History of the United States 1840-1914

Course Number: HST 202
Transcript Title: History of the US 1840-1914
Created: September 1, 2012
Updated: June 6, 2017
Total Credits: 4
Lecture Hours: 40
Lecture / Lab Hours: 0
Lab Hours: 0
Satisfies Cultural Literacy requirement: Yes
Satisfies General Education requirement: Yes
Grading options: A-F (default), P-NP, audit
Repeats available for credit: 0


MTH 20 or equivalent placement test scores. Prerequisite/concurrent: WR 121.

Course Description

Examines cause and effect, and significant trends and movements related to political, social and economic ideas and events from 1840 to 1914. History courses are non-sequential and may be taken in any term and in any order. Prerequisites: MTH 20 or equivalent placement test scores. Prerequisite/concurrent: WR 121. Audit available.

Intended Outcomes

  1. Articulate an understanding of key events in the nineteenth century history of the United States and use critical thinking in order to evaluate historical changes and their impact on current U.S. society.
  2. Recognize the historical contributions of different groups (national, ethnic, racial, religious, sexual and gendered) that interacted in the United States in order to appreciate and evaluate current U.S. diversity.
  3. Identify culturally grounded assumptions which have influenced the perceptions and behaviors of people in the past in order to assess how culture continues to affect human behavior.
  4. Communicate effectively using historical analysis.
  5. Connect the past with the present to enhance citizenship skills.

Alignment with Institutional Core Learning Outcomes

In-depth 1. Communicate effectively using appropriate reading, writing, listening, and speaking skills. (Communication)


2. Creatively solve problems by using relevant methods of research, personal reflection, reasoning, and evaluation of information. (Critical thinking and Problem-Solving)
3. Extract, interpret, evaluate, communicate, and apply quantitative information and methods to solve problems, evaluate claims, and support decisions in their academic, professional and private lives. (Quantitative Literacy)


4. Appreciate cultural diversity and constructively address issues that arise out of cultural differences in the workplace and community. (Cultural Awareness)


5. Recognize the consequences of human activity upon our social and natural world. (Community and Environmental Responsibility)

Outcome Assessment Strategies

  • Analyze and evaluate primary and secondary sources.
  • Evaluate different interpretations of past events and construct your own interpretation.
  • Think critically about the relationships between past and present events and issues.
  • Compare and contrast the experience of diverse groups in American society.
  • Demonstrate college-level communications skills which may include listening, speaking, and writing.
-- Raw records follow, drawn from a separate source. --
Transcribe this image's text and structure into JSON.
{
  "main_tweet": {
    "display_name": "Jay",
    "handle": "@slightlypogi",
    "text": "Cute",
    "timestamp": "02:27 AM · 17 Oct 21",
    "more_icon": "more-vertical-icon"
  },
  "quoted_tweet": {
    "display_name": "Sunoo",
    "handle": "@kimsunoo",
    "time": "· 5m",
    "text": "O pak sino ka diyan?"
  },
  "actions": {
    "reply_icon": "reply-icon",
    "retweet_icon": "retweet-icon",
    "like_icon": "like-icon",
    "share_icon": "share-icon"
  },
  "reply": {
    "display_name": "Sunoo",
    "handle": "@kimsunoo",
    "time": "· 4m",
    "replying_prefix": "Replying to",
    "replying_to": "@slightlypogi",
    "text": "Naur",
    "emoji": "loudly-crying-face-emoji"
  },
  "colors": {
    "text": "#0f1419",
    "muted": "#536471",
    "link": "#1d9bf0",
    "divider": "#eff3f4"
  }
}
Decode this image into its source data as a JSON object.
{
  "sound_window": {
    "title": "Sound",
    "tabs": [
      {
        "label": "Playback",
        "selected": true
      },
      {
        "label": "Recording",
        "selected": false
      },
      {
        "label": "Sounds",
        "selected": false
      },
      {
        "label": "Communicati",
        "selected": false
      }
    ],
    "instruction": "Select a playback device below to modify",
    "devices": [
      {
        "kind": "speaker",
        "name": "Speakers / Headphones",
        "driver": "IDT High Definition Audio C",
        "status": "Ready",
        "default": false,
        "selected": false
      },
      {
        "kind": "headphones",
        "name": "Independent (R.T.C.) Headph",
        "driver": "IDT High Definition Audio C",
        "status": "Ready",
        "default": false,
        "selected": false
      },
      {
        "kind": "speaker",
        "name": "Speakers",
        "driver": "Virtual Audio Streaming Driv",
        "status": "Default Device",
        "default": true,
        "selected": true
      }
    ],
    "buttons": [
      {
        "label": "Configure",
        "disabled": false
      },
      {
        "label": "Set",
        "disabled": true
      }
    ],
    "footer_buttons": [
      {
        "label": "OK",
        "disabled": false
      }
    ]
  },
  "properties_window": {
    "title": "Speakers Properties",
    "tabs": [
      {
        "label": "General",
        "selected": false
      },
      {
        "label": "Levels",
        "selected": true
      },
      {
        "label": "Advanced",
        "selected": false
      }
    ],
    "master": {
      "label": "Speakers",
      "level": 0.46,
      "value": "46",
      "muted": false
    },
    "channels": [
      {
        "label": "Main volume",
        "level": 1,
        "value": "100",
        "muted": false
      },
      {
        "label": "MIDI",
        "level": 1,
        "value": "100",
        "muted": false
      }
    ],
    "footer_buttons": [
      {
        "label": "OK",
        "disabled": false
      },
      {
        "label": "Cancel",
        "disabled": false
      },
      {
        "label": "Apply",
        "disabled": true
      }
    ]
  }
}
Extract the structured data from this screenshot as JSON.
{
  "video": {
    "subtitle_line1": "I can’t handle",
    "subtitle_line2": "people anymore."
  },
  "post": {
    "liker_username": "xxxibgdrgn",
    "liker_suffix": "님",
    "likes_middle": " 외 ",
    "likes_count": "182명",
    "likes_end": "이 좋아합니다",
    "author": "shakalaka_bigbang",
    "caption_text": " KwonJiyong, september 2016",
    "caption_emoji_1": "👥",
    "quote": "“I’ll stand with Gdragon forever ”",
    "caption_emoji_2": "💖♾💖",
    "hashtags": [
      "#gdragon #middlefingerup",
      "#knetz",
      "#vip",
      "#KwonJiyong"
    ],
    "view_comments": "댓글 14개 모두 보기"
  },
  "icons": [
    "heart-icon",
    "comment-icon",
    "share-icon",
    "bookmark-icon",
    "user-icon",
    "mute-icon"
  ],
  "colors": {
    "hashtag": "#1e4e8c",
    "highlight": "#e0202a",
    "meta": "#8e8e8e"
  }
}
Course Activities and Design

  • Lecture
  • Small group discussion
  • Class discussion
  • Oral presentation
  • Essay Exams
  • Research Paper

Course Content (Themes, Concepts, Issues and Skills)

Competencies and Skills

  • Connect evidence to its relevant historical context.
  • Analyze and evaluate written, artistic, or other evidence.
  • Assess the motivation and purpose of evidence.

Evaluate different interpretations of past events and construct your own interpretation:

  • Identify a historian’s thesis and supporting evidence.
  • Evaluate the arguments used to support different interpretations of historical issues.
  • Develop your own thesis and historical interpretation and use evidence to support it.

Think critically about the relationship between past and present events and issues:

  • Recognize and identify historical roots and parallels to current issues.

Compare and contrast the experience of diverse groups in American society.

  • Listen to and appreciate the experience of students from a variety of backgrounds.
  • Assess the contributions and experiences of various groups in American society.

Communicate effectively in writing about a historical topic.

  • Communicate in writing an understanding of historical process and an evaluation of how concepts or values change over time.

Clearly articulate thoughts and ideas to a particular audience which may include:

  • Working collaboratively with other students to evaluate and understand historical events.
  • Working collaboratively with others in discussions, debate, or role plays.
  • Presenting information in oral presentations.

Themes, Concepts, Issues

  • Slavery, abolitionism and sectionalism
  • Immigration
  • Indian Country
  • Westward Expansion and Manifest Destiny
  • Civil War and Reconstruction
  • Other wars, conflicts and diplomacy
  • Constitutional challenges
  • Jim Crow
  • Women’s Movement
  • Imperialism and colonialism
  • Industrialization and labor systems
  • Gilded Age
  • Populism
  • Urbanization
  • Progressive Era
  • Gender
  • Class
  • Ethnicity
  • Religion
  • Sexuality
  • Racism and other systems of discrimination
  • Liberty and equality
  • Demography
  • United States in international context
  • Geography and the natural environment
  • Technology
  • Social, political and economic reform movements
  • Historiography